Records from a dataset
"""

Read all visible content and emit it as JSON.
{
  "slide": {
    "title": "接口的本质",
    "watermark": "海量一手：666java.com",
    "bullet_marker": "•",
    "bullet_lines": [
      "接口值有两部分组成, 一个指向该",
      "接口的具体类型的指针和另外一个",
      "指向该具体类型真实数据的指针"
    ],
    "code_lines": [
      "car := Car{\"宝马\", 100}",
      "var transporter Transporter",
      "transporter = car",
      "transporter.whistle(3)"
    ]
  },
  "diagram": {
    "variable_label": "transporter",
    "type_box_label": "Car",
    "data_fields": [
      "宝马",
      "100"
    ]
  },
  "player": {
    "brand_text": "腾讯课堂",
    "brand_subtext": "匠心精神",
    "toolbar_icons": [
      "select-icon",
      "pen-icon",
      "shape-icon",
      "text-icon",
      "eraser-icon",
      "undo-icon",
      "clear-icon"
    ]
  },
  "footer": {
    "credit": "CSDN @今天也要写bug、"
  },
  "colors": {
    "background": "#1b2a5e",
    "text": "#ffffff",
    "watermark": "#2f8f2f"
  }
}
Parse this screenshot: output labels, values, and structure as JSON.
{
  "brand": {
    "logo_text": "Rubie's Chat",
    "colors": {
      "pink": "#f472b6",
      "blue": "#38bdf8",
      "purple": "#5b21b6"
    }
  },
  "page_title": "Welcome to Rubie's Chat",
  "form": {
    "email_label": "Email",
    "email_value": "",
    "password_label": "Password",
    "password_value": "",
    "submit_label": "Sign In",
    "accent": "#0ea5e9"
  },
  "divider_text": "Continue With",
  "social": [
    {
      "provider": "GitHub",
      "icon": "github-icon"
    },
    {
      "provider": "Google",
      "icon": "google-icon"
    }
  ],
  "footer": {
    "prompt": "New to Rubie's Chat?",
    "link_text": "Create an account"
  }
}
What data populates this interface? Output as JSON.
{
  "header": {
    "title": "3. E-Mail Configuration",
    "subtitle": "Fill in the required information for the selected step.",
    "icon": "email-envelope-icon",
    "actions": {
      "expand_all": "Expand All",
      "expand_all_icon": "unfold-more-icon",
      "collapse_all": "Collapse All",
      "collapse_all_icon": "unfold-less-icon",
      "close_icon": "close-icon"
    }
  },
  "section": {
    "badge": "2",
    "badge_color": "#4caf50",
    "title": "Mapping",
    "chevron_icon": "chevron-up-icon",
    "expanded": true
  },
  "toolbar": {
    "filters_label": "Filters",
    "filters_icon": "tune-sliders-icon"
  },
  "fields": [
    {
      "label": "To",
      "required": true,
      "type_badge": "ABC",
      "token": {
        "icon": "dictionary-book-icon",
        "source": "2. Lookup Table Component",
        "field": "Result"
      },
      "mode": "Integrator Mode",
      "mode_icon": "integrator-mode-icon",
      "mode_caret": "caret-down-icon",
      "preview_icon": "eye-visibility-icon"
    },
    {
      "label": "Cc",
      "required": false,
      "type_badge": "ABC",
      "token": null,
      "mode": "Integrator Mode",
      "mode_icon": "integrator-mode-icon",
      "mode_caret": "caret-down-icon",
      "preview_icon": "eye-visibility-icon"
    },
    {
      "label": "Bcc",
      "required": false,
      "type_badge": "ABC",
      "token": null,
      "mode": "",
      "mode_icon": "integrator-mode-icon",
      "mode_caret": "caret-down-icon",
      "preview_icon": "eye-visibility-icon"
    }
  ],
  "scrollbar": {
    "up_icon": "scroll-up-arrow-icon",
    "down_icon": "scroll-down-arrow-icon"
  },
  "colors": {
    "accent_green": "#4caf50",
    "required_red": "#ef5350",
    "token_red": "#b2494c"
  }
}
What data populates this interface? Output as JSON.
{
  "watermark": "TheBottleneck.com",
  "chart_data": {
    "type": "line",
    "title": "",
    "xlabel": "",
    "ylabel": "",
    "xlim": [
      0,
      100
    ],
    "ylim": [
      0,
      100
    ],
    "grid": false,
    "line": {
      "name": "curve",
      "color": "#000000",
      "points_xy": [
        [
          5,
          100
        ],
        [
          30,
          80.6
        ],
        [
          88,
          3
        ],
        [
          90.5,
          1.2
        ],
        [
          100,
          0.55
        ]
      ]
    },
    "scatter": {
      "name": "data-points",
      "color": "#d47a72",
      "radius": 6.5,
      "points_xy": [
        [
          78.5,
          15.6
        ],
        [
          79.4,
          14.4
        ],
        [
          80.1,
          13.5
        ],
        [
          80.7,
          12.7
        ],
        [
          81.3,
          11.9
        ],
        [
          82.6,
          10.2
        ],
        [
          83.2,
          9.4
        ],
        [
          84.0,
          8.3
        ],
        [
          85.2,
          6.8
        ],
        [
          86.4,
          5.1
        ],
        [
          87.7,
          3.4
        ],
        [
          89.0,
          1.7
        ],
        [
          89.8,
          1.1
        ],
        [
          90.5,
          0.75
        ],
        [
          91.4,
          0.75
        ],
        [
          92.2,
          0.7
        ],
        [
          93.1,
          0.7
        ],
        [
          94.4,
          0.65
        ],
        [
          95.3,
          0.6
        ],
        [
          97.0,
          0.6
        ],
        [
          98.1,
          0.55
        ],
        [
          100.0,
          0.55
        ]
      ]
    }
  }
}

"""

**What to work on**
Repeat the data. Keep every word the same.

**Answer box**
Read all visible content and emit it as JSON.
{
  "slide": {
    "title": "接口的本质",
    "watermark": "海量一手：666java.com",
    "bullet_marker": "•",
    "bullet_lines": [
      "接口值有两部分组成, 一个指向该",
      "接口的具体类型的指针和另外一个",
      "指向该具体类型真实数据的指针"
    ],
    "code_lines": [
      "car := Car{\"宝马\", 100}",
      "var transporter Transporter",
      "transporter = car",
      "transporter.whistle(3)"
    ]
  },
  "diagram": {
    "variable_label": "transporter",
    "type_box_label": "Car",
    "data_fields": [
      "宝马",
      "100"
    ]
  },
  "player": {
    "brand_text": "腾讯课堂",
    "brand_subtext": "匠心精神",
    "toolbar_icons": [
      "select-icon",
      "pen-icon",
      "shape-icon",
      "text-icon",
      "eraser-icon",
      "undo-icon",
      "clear-icon"
    ]
  },
  "footer": {
    "credit": "CSDN @今天也要写bug、"
  },
  "colors": {
    "background": "#1b2a5e",
    "text": "#ffffff",
    "watermark": "#2f8f2f"
  }
}
Parse this screenshot: output labels, values, and structure as JSON.
{
  "brand": {
    "logo_text": "Rubie's Chat",
    "colors": {
      "pink": "#f472b6",
      "blue": "#38bdf8",
      "purple": "#5b21b6"
    }
  },
  "page_title": "Welcome to Rubie's Chat",
  "form": {
    "email_label": "Email",
    "email_value": "",
    "password_label": "Password",
    "password_value": "",
    "submit_label": "Sign In",
    "accent": "#0ea5e9"
  },
  "divider_text": "Continue With",
  "social": [
    {
      "provider": "GitHub",
      "icon": "github-icon"
    },
    {
      "provider": "Google",
      "icon": "google-icon"
    }
  ],
  "footer": {
    "prompt": "New to Rubie's Chat?",
    "link_text": "Create an account"
  }
}
What data populates this interface? Output as JSON.
{
  "header": {
    "title": "3. E-Mail Configuration",
    "subtitle": "Fill in the required information for the selected step.",
    "icon": "email-envelope-icon",
    "actions": {
      "expand_all": "Expand All",
      "expand_all_icon": "unfold-more-icon",
      "collapse_all": "Collapse All",
      "collapse_all_icon": "unfold-less-icon",
      "close_icon": "close-icon"
    }
  },
  "section": {
    "badge": "2",
    "badge_color": "#4caf50",
    "title": "Mapping",
    "chevron_icon": "chevron-up-icon",
    "expanded": true
  },
  "toolbar": {
    "filters_label": "Filters",
    "filters_icon": "tune-sliders-icon"
  },
  "fields": [
    {
      "label": "To",
      "required": true,
      "type_badge": "ABC",
      "token": {
        "icon": "dictionary-book-icon",
        "source": "2. Lookup Table Component",
        "field": "Result"
      },
      "mode": "Integrator Mode",
      "mode_icon": "integrator-mode-icon",
      "mode_caret": "caret-down-icon",
      "preview_icon": "eye-visibility-icon"
    },
    {
      "label": "Cc",
      "required": false,
      "type_badge": "ABC",
      "token": null,
      "mode": "Integrator Mode",
      "mode_icon": "integrator-mode-icon",
      "mode_caret": "caret-down-icon",
      "preview_icon": "eye-visibility-icon"
    },
    {
      "label": "Bcc",
      "required": false,
      "type_badge": "ABC",
      "token": null,
      "mode": "",
      "mode_icon": "integrator-mode-icon",
      "mode_caret": "caret-down-icon",
      "preview_icon": "eye-visibility-icon"
    }
  ],
  "scrollbar": {
    "up_icon": "scroll-up-arrow-icon",
    "down_icon": "scroll-down-arrow-icon"
  },
  "colors": {
    "accent_green": "#4caf50",
    "required_red": "#ef5350",
    "token_red": "#b2494c"
  }
}
What data populates this interface? Output as JSON.
{
  "watermark": "TheBottleneck.com",
  "chart_data": {
    "type": "line",
    "title": "",
    "xlabel": "",
    "ylabel": "",
    "xlim": [
      0,
      100
    ],
    "ylim": [
      0,
      100
    ],
    "grid": false,
    "line": {
      "name": "curve",
      "color": "#000000",
      "points_xy": [
        [
          5,
          100
        ],
        [
          30,
          80.6
        ],
        [
          88,
          3
        ],
        [
          90.5,
          1.2
        ],
        [
          100,
          0.55
        ]
      ]
    },
    "scatter": {
      "name": "data-points",
      "color": "#d47a72",
      "radius": 6.5,
      "points_xy": [
        [
          78.5,
          15.6
        ],
        [
          79.4,
          14.4
        ],
        [
          80.1,
          13.5
        ],
        [
          80.7,
          12.7
        ],
        [
          81.3,
          11.9
        ],
        [
          82.6,
          10.2
        ],
        [
          83.2,
          9.4
        ],
        [
          84.0,
          8.3
        ],
        [
          85.2,
          6.8
        ],
        [
          86.4,
          5.1
        ],
        [
          87.7,
          3.4
        ],
        [
          89.0,
          1.7
        ],
        [
          89.8,
          1.1
        ],
        [
          90.5,
          0.75
        ],
        [
          91.4,
          0.75
        ],
        [
          92.2,
          0.7
        ],
        [
          93.1,
          0.7
        ],
        [
          94.4,
          0.65
        ],
        [
          95.3,
          0.6
        ],
        [
          97.0,
          0.6
        ],
        [
          98.1,
          0.55
        ],
        [
          100.0,
          0.55
        ]
      ]
    }
  }
}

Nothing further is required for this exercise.